Marx-Engels Correspondence 1851
Source: Marx Engels On Literature and Art, Progress Publishers, 1976;
Transcribed: by Andy Blunden.
Enclosed is a letter from Ebner.
Today I also received another letter from Weydemeyer. Among other things he writes:
“A few days ago a delegate arrived from the London Agitation Union to oppose the Kinkel loans. These people probably imagine that here in America, everybody is split into pro-Kinkel and anti-Kinkel factions, because a handful of fugitives have made much ado about nothing. The Kossuth sensation long ago made Kinkel a forgotten man and the few thousand dollars which he collects are not in fact worth all the fuss.
“I can in any case look after the sale of the Revue for you here. A few more of Freiligrath’s new poems could also be accommodated here.”
After W[eydemeyer] has given us another push he writes:
“But first and foremost a Freiligrath poem: that is the greatest attraction.”

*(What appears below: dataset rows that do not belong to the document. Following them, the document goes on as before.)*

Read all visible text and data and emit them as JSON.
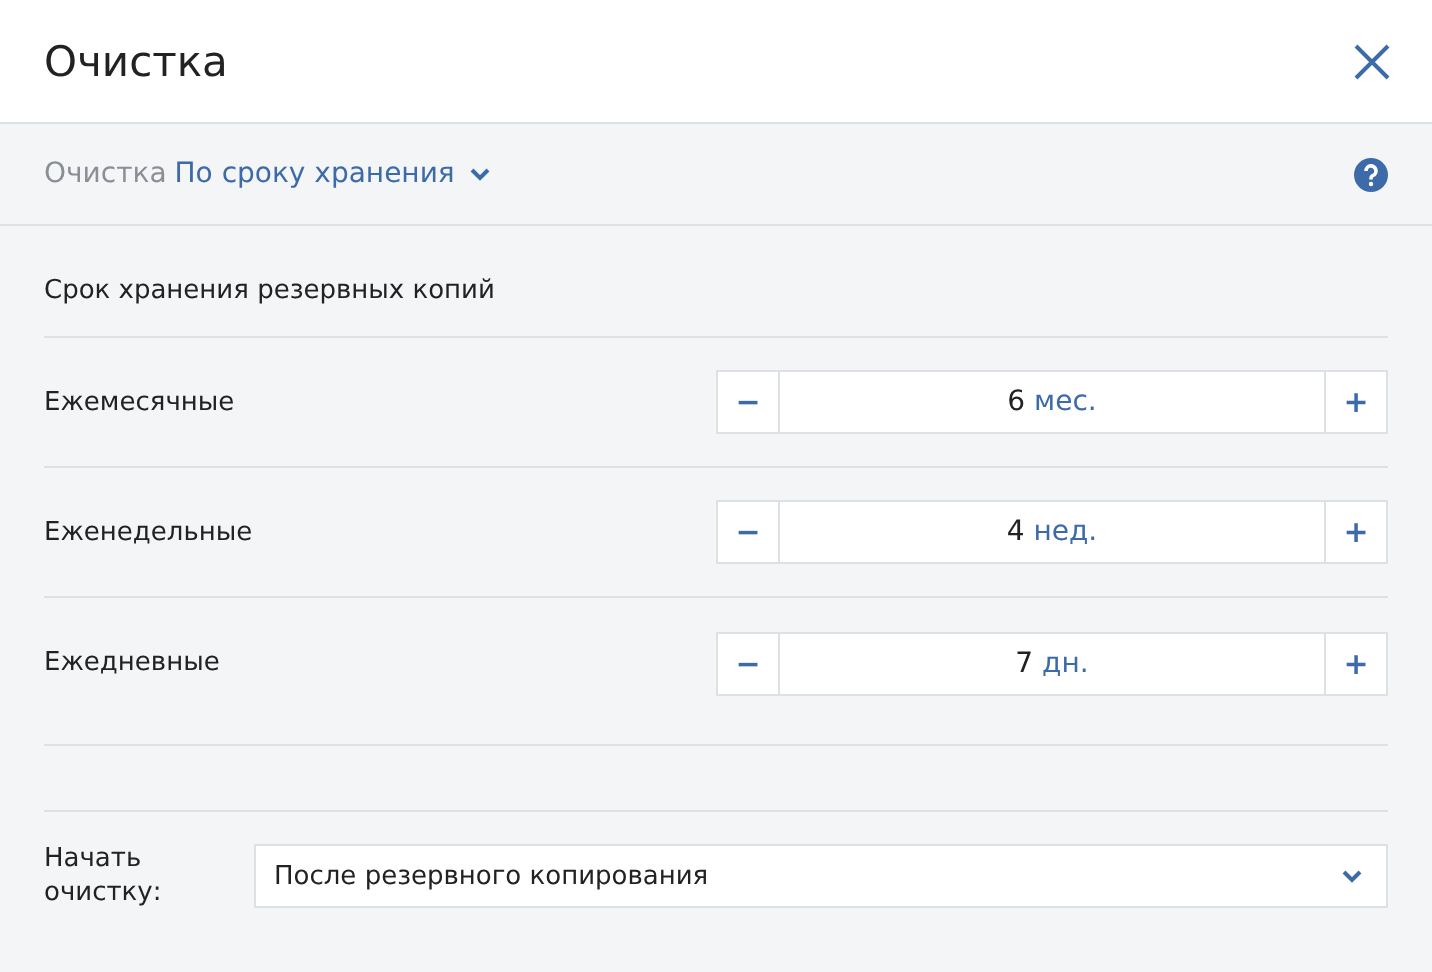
{
  "window": {
    "title": "Очистка"
  },
  "mode": {
    "label": "Очистка",
    "value": "По сроку хранения"
  },
  "section_title": "Срок хранения резервных копий",
  "retention": [
    {
      "label": "Ежемесячные",
      "minus": "−",
      "amount": "6",
      "unit": "мес.",
      "plus": "+"
    },
    {
      "label": "Еженедельные",
      "minus": "−",
      "amount": "4",
      "unit": "нед.",
      "plus": "+"
    },
    {
      "label": "Ежедневные",
      "minus": "−",
      "amount": "7",
      "unit": "дн.",
      "plus": "+"
    }
  ],
  "start": {
    "label": "Начать очистку:",
    "value": "После резервного копирования"
  }
}
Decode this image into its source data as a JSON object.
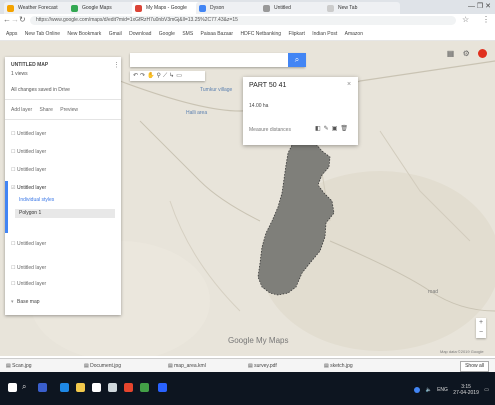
{
  "browser": {
    "tabs": [
      {
        "label": "Weather Forecast"
      },
      {
        "label": "Google Maps"
      },
      {
        "label": "My Maps - Google"
      },
      {
        "label": "Dyson"
      },
      {
        "label": "Untitled"
      },
      {
        "label": "New Tab"
      }
    ],
    "url": "https://www.google.com/maps/d/edit?mid=1xGfRzH7u0nbV3mGj&ll=13.25%2C77.43&z=15",
    "bookmarks": [
      "Apps",
      "New Tab Online",
      "New Bookmark",
      "Gmail",
      "Download",
      "Google",
      "SMS",
      "Paisaa Bazaar",
      "HDFC Netbanking",
      "Flipkart",
      "Indian Post",
      "Amazon"
    ],
    "window_controls": "— ❐ ✕"
  },
  "panel": {
    "title": "UNTITLED MAP",
    "subtitle": "1 views",
    "meta": "All changes saved in Drive",
    "actions": [
      "Add layer",
      "Share",
      "Preview"
    ],
    "layers": [
      {
        "label": "Untitled layer",
        "icon": "layer"
      },
      {
        "label": "Untitled layer",
        "icon": "layer"
      },
      {
        "label": "Untitled layer",
        "icon": "layer"
      },
      {
        "label": "Untitled layer",
        "icon": "layer"
      }
    ],
    "active_layer": {
      "title": "Untitled layer",
      "links": [
        "Individual styles"
      ],
      "selected_item": "Polygon 1"
    },
    "bottom_layers": [
      {
        "label": "Untitled layer"
      },
      {
        "label": "Untitled layer"
      },
      {
        "label": "Untitled layer"
      }
    ],
    "basemap": "Base map"
  },
  "search": {
    "placeholder": ""
  },
  "popup": {
    "title": "PART 50 41",
    "area": "14.00 ha",
    "footer": "Measure distances",
    "action_icons": [
      "style-icon",
      "edit-icon",
      "delete-icon"
    ]
  },
  "map": {
    "labels": [
      "Tumkur village",
      "Halli area",
      "road"
    ],
    "credit": "Map data ©2019 Google",
    "logo": "Google My Maps"
  },
  "downloads": [
    {
      "label": "Scan.jpg"
    },
    {
      "label": "Document.jpg"
    },
    {
      "label": "map_area.kml"
    },
    {
      "label": "survey.pdf"
    },
    {
      "label": "sketch.jpg"
    }
  ],
  "downloads_showall": "Show all",
  "taskbar": {
    "time": "3:15",
    "date": "27-04-2019",
    "lang": "ENG"
  },
  "colors": {
    "polygon": "#7f7f7a",
    "map_bg": "#e7e2d7",
    "accent": "#4285f4"
  }
}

Take this to heart and concoct a New Year song to the New World. Under the present circumstances I believe it is really easier to write in verse than in prose, be it heavy or light-hearted. Incidentally, if you ever attempt to turn the humour that is peculiar to your African majesty in private life into artistic form, I am certain you would play a role in this genre too, for, as your wife has rightly noted, you are a sly one underneath.